It is the catalog. If you don’t have one, create one.

What is the ultimate goal for both McDonald and your IT department? The answer is perhaps deliver of goods (McDonald), and delivery of services (IT) and customer satisfaction. In case of IT, the customers are business users.

A lack of visibility of what IT does has been a pain in most organisation and nothing can be much simpler but to start with a service catalog.

A catalog is a simple definition in service terms. It consists of service name that business understands.

Infrastructure Availability = calculate the number of maintenance hours you need per year, and using this link – calculate your availability commitment

Service Availability – Depending upon your office hours, define your support layers. For critical business such as banks, the definitions are banking hours, non banking hours, and Crisis hours.

Application provisioning, desktop provisioning, user activation are just some of the simple names that IT delivers. For each such service define its availability/SLA target, available hours (for help desk), response time and resolution time in case of an incident, along with a name of person to contact in case of a specific service issue.

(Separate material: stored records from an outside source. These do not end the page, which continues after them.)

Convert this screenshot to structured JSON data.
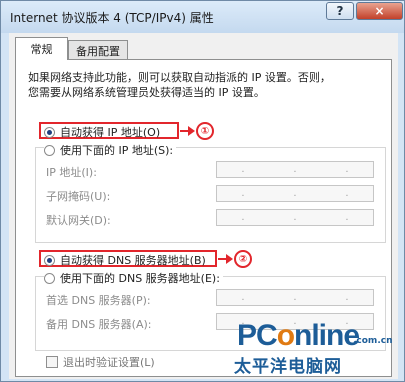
{
  "window": {
    "title": "Internet 协议版本 4 (TCP/IPv4) 属性",
    "help_label": "?",
    "close_label": "×"
  },
  "tabs": [
    {
      "label": "常规",
      "selected": true
    },
    {
      "label": "备用配置",
      "selected": false
    }
  ],
  "description": {
    "line1": "如果网络支持此功能，则可以获取自动指派的 IP 设置。否则，",
    "line2": "您需要从网络系统管理员处获得适当的 IP 设置。"
  },
  "ip": {
    "auto_label": "自动获得 IP 地址(O)",
    "manual_label": "使用下面的 IP 地址(S):",
    "auto_selected": true,
    "fields": [
      {
        "label": "IP 地址(I):"
      },
      {
        "label": "子网掩码(U):"
      },
      {
        "label": "默认网关(D):"
      }
    ]
  },
  "dns": {
    "auto_label": "自动获得 DNS 服务器地址(B)",
    "manual_label": "使用下面的 DNS 服务器地址(E):",
    "auto_selected": true,
    "fields": [
      {
        "label": "首选 DNS 服务器(P):"
      },
      {
        "label": "备用 DNS 服务器(A):"
      }
    ]
  },
  "validate": {
    "label": "退出时验证设置(L)",
    "checked": false
  },
  "annotations": {
    "marker1": "①",
    "marker2": "②",
    "color": "#e2262c"
  },
  "watermark": {
    "brand_pre": "PC",
    "brand_o": "o",
    "brand_post": "nline",
    "domain": ".com.cn",
    "subtitle": "太平洋电脑网"
  },
  "colors": {
    "accent": "#1d5d98",
    "highlight": "#e2262c"
  }
}
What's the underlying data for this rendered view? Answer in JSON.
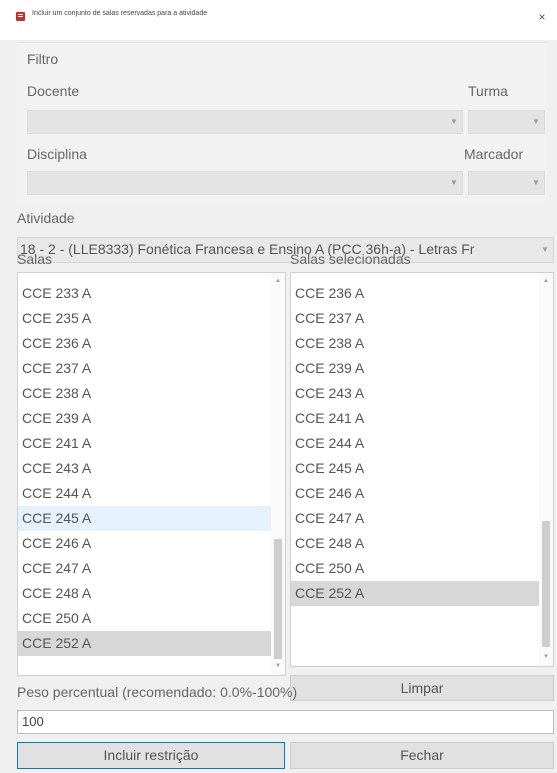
{
  "window": {
    "title": "Incluir um conjunto de salas reservadas para a atividade",
    "close_glyph": "×"
  },
  "filter": {
    "group_label": "Filtro",
    "docente_label": "Docente",
    "turma_label": "Turma",
    "disciplina_label": "Disciplina",
    "marcador_label": "Marcador",
    "docente_value": "",
    "turma_value": "",
    "disciplina_value": "",
    "marcador_value": ""
  },
  "activity": {
    "label": "Atividade",
    "value": "18 - 2 - (LLE8333) Fonética Francesa e Ensino A (PCC 36h-a) - Letras Fr"
  },
  "rooms": {
    "label": "Salas",
    "items": [
      "CCE 233 A",
      "CCE 235 A",
      "CCE 236 A",
      "CCE 237 A",
      "CCE 238 A",
      "CCE 239 A",
      "CCE 241 A",
      "CCE 243 A",
      "CCE 244 A",
      "CCE 245 A",
      "CCE 246 A",
      "CCE 247 A",
      "CCE 248 A",
      "CCE 250 A",
      "CCE 252 A"
    ],
    "hovered": "CCE 245 A",
    "selected": "CCE 252 A"
  },
  "selected_rooms": {
    "label": "Salas selecionadas",
    "items": [
      "CCE 236 A",
      "CCE 237 A",
      "CCE 238 A",
      "CCE 239 A",
      "CCE 243 A",
      "CCE 241 A",
      "CCE 244 A",
      "CCE 245 A",
      "CCE 246 A",
      "CCE 247 A",
      "CCE 248 A",
      "CCE 250 A",
      "CCE 252 A"
    ],
    "selected": "CCE 252 A",
    "clear_label": "Limpar"
  },
  "weight": {
    "label": "Peso percentual (recomendado: 0.0%-100%)",
    "value": "100"
  },
  "actions": {
    "include_label": "Incluir restrição",
    "close_label": "Fechar"
  },
  "colors": {
    "window_bg": "#f0f0f0",
    "primary_border": "#0078d7",
    "hover_row": "#e5f1fb",
    "selected_row": "#d7d7d7"
  }
}
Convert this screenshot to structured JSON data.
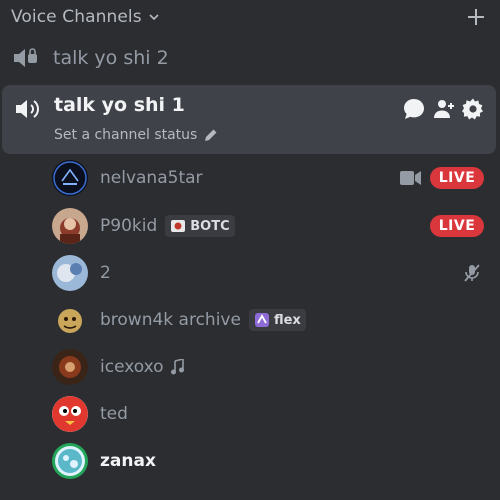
{
  "header": {
    "label": "Voice Channels",
    "chevron_icon": "chevron-down-icon",
    "add_icon": "plus-icon"
  },
  "channels": [
    {
      "name": "talk yo shi 2",
      "icon": "speaker-locked-icon"
    },
    {
      "name": "talk yo shi 1",
      "icon": "speaker-icon",
      "status_placeholder": "Set a channel status",
      "actions": [
        "chat-icon",
        "invite-icon",
        "gear-icon"
      ]
    }
  ],
  "users": [
    {
      "name": "nelvana5tar",
      "video": true,
      "live": "LIVE"
    },
    {
      "name": "P90kid",
      "tag": "BOTC",
      "live": "LIVE"
    },
    {
      "name": "2",
      "muted": true
    },
    {
      "name": "brown4k archive",
      "tag": "flex"
    },
    {
      "name": "icexoxo",
      "activity_icon": "music-note-icon"
    },
    {
      "name": "ted"
    },
    {
      "name": "zanax",
      "speaking": true
    }
  ],
  "colors": {
    "background": "#2b2d31",
    "active_row": "#404249",
    "live": "#da373c",
    "speaking_ring": "#23a55a"
  }
}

By setting this in place and having an agreement with business users, it is the perfect beginning of a bond between customer (IT users) and service provider, in this case IT.

Business need not know the intricacies involved, not is it interested.

If you are a CIO create two service catalogs – one for business and one for your own technology teams.

So if you have an application development team, database team, networking team or even a security team, demand service catalog from each of them on the same terms as business demands it  from you.

Once should be able to see a clear cut alignment with business catalog and the internal catalog. You cannot have a business SLA of 99.9% and an internal team reporting anything less than that value, there will be a clear cut mismatch.

How to create this document?

Two steps:

Step 1: Call for a meeting with all teams in a brain storming session and seek all the numbers. Put this in a dashboard and ask every technical team.

Step 2: Present the document to business for their approval. Let them ask for more.

Your steps can be in any order, but what will come out is a document that will be a benchmark for service quality.

So next time you seek a customer satisfaction survey (CSAT), you can also see which service has more satisfaction level than others.

This process will ensure that you are not far behind McDonald in guaranteeing customer satisfaction.

Hope this helped!

Author : Probal C